Friday, December 06, 2013
With respect, Nelson Mandela lived reconciliation.
Isn't the point of the man who wore the Springbok shirt at the Rugby world cup final that sometimes (and this may well be such a fitting time) we forgive one another the past in order to have a chance of writing a different future? Such a man does not belong to the few.
And though he encouraged the remembering, it was to aid reconciliation, not to punish those who had failed him. We honour Mandela with his agenda; even if his great dream for his nation has (for now) only been realised with patchy success, his global legacy is how we all live reconciliation.
If some who got it wrong thirty years ago have since understood and changed, this is a tribute to the generous forgiveness of a true hero of our times. Small-minded reminders of bleaker choices put me in mind of something my grandmother used to say:
"Those who live in glass houses shouldn't throw stones."
Or, perhaps, better:
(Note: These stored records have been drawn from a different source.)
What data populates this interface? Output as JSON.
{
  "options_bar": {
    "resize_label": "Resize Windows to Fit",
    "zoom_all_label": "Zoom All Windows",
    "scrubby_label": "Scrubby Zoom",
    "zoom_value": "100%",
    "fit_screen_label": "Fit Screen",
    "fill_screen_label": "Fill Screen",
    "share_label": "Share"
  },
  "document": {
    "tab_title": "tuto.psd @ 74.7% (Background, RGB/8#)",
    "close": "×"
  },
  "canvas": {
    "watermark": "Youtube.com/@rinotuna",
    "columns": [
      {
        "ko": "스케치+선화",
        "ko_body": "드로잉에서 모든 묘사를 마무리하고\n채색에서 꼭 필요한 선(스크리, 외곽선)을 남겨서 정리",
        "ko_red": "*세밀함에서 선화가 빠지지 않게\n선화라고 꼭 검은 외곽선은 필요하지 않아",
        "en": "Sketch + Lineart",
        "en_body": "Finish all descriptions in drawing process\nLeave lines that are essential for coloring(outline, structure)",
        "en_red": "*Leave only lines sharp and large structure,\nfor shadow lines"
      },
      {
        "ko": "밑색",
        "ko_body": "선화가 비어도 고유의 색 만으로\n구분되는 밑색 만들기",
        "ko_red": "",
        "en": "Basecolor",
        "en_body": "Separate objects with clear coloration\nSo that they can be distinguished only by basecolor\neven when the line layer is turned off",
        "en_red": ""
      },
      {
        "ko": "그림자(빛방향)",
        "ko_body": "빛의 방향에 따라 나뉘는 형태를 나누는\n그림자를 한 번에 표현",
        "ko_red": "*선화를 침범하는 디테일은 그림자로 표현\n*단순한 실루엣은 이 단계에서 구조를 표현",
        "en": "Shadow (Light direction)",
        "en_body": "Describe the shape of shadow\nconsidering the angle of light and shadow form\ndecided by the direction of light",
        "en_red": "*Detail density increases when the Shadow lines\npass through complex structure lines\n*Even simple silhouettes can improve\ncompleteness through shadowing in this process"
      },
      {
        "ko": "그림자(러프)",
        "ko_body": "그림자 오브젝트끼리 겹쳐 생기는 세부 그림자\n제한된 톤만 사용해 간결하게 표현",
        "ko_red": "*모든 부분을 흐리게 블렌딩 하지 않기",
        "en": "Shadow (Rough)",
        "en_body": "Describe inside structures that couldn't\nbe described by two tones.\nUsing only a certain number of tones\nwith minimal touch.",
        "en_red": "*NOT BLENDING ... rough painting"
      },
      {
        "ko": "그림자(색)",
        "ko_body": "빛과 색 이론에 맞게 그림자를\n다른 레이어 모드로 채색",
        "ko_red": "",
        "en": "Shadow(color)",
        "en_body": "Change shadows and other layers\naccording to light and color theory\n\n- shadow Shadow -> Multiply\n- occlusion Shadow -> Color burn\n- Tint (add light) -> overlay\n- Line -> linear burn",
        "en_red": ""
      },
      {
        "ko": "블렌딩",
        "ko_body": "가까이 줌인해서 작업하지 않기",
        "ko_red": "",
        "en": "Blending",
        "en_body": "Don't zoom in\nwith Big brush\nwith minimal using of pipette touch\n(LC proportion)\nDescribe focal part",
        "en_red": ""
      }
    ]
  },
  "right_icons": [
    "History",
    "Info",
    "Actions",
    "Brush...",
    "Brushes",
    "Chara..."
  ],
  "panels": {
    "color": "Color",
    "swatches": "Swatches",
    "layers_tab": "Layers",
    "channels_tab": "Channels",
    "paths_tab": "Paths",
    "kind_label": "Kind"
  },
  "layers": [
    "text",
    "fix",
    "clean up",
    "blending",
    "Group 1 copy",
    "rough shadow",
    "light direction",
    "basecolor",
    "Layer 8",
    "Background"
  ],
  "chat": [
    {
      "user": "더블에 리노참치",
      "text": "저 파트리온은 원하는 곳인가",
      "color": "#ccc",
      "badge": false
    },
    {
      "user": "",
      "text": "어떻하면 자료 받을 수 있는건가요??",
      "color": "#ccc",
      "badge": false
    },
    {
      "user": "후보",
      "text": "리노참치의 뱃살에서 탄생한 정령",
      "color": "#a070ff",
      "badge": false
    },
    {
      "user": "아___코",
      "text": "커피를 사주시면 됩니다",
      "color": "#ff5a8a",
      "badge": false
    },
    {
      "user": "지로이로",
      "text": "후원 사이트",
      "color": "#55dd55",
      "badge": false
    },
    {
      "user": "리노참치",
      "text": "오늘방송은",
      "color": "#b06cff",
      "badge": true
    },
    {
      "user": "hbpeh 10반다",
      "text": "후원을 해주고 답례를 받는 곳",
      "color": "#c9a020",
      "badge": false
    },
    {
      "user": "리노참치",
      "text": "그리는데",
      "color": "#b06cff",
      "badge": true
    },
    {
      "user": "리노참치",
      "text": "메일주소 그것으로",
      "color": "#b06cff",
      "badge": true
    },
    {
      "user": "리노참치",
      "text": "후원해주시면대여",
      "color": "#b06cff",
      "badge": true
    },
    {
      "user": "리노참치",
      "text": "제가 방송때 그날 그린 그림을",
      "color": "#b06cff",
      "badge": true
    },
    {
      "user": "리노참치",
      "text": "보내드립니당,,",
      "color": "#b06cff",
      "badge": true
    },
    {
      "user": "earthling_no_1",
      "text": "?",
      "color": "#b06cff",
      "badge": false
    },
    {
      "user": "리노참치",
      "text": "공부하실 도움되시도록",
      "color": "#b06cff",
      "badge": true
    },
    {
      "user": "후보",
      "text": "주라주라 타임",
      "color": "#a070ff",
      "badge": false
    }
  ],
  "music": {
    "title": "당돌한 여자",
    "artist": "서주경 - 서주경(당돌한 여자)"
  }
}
"If you want to make peace with your enemy, you have to work with your enemy. Then he becomes your partner." (The Long Walk to Freedom, 1995)